[Entries from a dataset of interfaces]
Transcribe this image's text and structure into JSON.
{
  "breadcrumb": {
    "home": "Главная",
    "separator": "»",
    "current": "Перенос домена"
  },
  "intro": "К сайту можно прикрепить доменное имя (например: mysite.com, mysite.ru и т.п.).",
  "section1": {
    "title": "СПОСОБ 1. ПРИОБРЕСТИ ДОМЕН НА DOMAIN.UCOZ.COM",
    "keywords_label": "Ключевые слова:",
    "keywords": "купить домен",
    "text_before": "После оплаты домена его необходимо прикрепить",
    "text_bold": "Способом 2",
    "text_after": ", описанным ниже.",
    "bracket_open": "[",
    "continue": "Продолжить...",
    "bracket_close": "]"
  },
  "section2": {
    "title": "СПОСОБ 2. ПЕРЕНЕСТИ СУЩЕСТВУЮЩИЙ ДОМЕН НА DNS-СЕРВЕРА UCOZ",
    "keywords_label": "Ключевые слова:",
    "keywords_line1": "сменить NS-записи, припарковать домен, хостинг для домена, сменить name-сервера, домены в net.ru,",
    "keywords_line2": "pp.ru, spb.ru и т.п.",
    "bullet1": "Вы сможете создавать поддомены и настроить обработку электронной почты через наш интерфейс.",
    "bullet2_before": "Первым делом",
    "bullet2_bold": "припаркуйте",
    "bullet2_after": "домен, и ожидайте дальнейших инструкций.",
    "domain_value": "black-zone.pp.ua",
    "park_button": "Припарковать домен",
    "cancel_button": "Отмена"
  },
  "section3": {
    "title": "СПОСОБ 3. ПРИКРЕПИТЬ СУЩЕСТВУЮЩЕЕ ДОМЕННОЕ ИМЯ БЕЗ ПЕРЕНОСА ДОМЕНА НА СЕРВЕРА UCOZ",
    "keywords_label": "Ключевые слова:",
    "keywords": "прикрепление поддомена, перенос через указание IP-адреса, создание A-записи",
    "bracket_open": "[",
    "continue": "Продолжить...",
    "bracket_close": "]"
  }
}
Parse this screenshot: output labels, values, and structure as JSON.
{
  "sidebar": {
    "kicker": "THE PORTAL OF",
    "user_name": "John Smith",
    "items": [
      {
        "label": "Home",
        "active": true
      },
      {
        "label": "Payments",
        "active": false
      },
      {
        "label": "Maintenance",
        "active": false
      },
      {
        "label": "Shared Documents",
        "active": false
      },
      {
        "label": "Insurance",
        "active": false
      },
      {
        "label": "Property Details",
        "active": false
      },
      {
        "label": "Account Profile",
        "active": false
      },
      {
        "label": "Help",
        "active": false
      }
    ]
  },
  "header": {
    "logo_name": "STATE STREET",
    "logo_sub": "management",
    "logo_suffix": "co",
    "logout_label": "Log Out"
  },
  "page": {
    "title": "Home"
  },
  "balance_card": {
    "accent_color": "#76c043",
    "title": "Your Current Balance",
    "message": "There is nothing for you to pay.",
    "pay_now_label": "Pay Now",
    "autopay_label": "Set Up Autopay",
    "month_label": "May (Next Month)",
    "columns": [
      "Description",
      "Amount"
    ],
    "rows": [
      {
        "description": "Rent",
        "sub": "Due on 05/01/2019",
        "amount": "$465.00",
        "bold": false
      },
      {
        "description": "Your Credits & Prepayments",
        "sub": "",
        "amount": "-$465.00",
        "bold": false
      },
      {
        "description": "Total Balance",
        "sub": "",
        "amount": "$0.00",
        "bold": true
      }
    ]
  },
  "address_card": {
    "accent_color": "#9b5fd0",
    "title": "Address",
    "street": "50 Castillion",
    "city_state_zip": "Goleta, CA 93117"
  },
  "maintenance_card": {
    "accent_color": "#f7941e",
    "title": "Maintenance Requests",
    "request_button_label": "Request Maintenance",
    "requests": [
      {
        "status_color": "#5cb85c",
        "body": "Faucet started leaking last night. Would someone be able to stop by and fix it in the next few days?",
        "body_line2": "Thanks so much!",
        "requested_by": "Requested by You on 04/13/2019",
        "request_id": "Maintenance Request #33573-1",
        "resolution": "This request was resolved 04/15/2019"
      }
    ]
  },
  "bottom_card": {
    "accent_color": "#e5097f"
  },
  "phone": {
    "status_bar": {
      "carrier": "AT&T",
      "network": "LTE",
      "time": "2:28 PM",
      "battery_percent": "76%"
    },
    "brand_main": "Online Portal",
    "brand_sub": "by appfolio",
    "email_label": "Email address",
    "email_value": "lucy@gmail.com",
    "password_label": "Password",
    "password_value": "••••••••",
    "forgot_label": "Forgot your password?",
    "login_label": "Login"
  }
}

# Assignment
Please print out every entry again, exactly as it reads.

# Answer below
Transcribe this image's text and structure into JSON.
{
  "breadcrumb": {
    "home": "Главная",
    "separator": "»",
    "current": "Перенос домена"
  },
  "intro": "К сайту можно прикрепить доменное имя (например: mysite.com, mysite.ru и т.п.).",
  "section1": {
    "title": "СПОСОБ 1. ПРИОБРЕСТИ ДОМЕН НА DOMAIN.UCOZ.COM",
    "keywords_label": "Ключевые слова:",
    "keywords": "купить домен",
    "text_before": "После оплаты домена его необходимо прикрепить",
    "text_bold": "Способом 2",
    "text_after": ", описанным ниже.",
    "bracket_open": "[",
    "continue": "Продолжить...",
    "bracket_close": "]"
  },
  "section2": {
    "title": "СПОСОБ 2. ПЕРЕНЕСТИ СУЩЕСТВУЮЩИЙ ДОМЕН НА DNS-СЕРВЕРА UCOZ",
    "keywords_label": "Ключевые слова:",
    "keywords_line1": "сменить NS-записи, припарковать домен, хостинг для домена, сменить name-сервера, домены в net.ru,",
    "keywords_line2": "pp.ru, spb.ru и т.п.",
    "bullet1": "Вы сможете создавать поддомены и настроить обработку электронной почты через наш интерфейс.",
    "bullet2_before": "Первым делом",
    "bullet2_bold": "припаркуйте",
    "bullet2_after": "домен, и ожидайте дальнейших инструкций.",
    "domain_value": "black-zone.pp.ua",
    "park_button": "Припарковать домен",
    "cancel_button": "Отмена"
  },
  "section3": {
    "title": "СПОСОБ 3. ПРИКРЕПИТЬ СУЩЕСТВУЮЩЕЕ ДОМЕННОЕ ИМЯ БЕЗ ПЕРЕНОСА ДОМЕНА НА СЕРВЕРА UCOZ",
    "keywords_label": "Ключевые слова:",
    "keywords": "прикрепление поддомена, перенос через указание IP-адреса, создание A-записи",
    "bracket_open": "[",
    "continue": "Продолжить...",
    "bracket_close": "]"
  }
}
Parse this screenshot: output labels, values, and structure as JSON.
{
  "sidebar": {
    "kicker": "THE PORTAL OF",
    "user_name": "John Smith",
    "items": [
      {
        "label": "Home",
        "active": true
      },
      {
        "label": "Payments",
        "active": false
      },
      {
        "label": "Maintenance",
        "active": false
      },
      {
        "label": "Shared Documents",
        "active": false
      },
      {
        "label": "Insurance",
        "active": false
      },
      {
        "label": "Property Details",
        "active": false
      },
      {
        "label": "Account Profile",
        "active": false
      },
      {
        "label": "Help",
        "active": false
      }
    ]
  },
  "header": {
    "logo_name": "STATE STREET",
    "logo_sub": "management",
    "logo_suffix": "co",
    "logout_label": "Log Out"
  },
  "page": {
    "title": "Home"
  },
  "balance_card": {
    "accent_color": "#76c043",
    "title": "Your Current Balance",
    "message": "There is nothing for you to pay.",
    "pay_now_label": "Pay Now",
    "autopay_label": "Set Up Autopay",
    "month_label": "May (Next Month)",
    "columns": [
      "Description",
      "Amount"
    ],
    "rows": [
      {
        "description": "Rent",
        "sub": "Due on 05/01/2019",
        "amount": "$465.00",
        "bold": false
      },
      {
        "description": "Your Credits & Prepayments",
        "sub": "",
        "amount": "-$465.00",
        "bold": false
      },
      {
        "description": "Total Balance",
        "sub": "",
        "amount": "$0.00",
        "bold": true
      }
    ]
  },
  "address_card": {
    "accent_color": "#9b5fd0",
    "title": "Address",
    "street": "50 Castillion",
    "city_state_zip": "Goleta, CA 93117"
  },
  "maintenance_card": {
    "accent_color": "#f7941e",
    "title": "Maintenance Requests",
    "request_button_label": "Request Maintenance",
    "requests": [
      {
        "status_color": "#5cb85c",
        "body": "Faucet started leaking last night. Would someone be able to stop by and fix it in the next few days?",
        "body_line2": "Thanks so much!",
        "requested_by": "Requested by You on 04/13/2019",
        "request_id": "Maintenance Request #33573-1",
        "resolution": "This request was resolved 04/15/2019"
      }
    ]
  },
  "bottom_card": {
    "accent_color": "#e5097f"
  },
  "phone": {
    "status_bar": {
      "carrier": "AT&T",
      "network": "LTE",
      "time": "2:28 PM",
      "battery_percent": "76%"
    },
    "brand_main": "Online Portal",
    "brand_sub": "by appfolio",
    "email_label": "Email address",
    "email_value": "lucy@gmail.com",
    "password_label": "Password",
    "password_value": "••••••••",
    "forgot_label": "Forgot your password?",
    "login_label": "Login"
  }
}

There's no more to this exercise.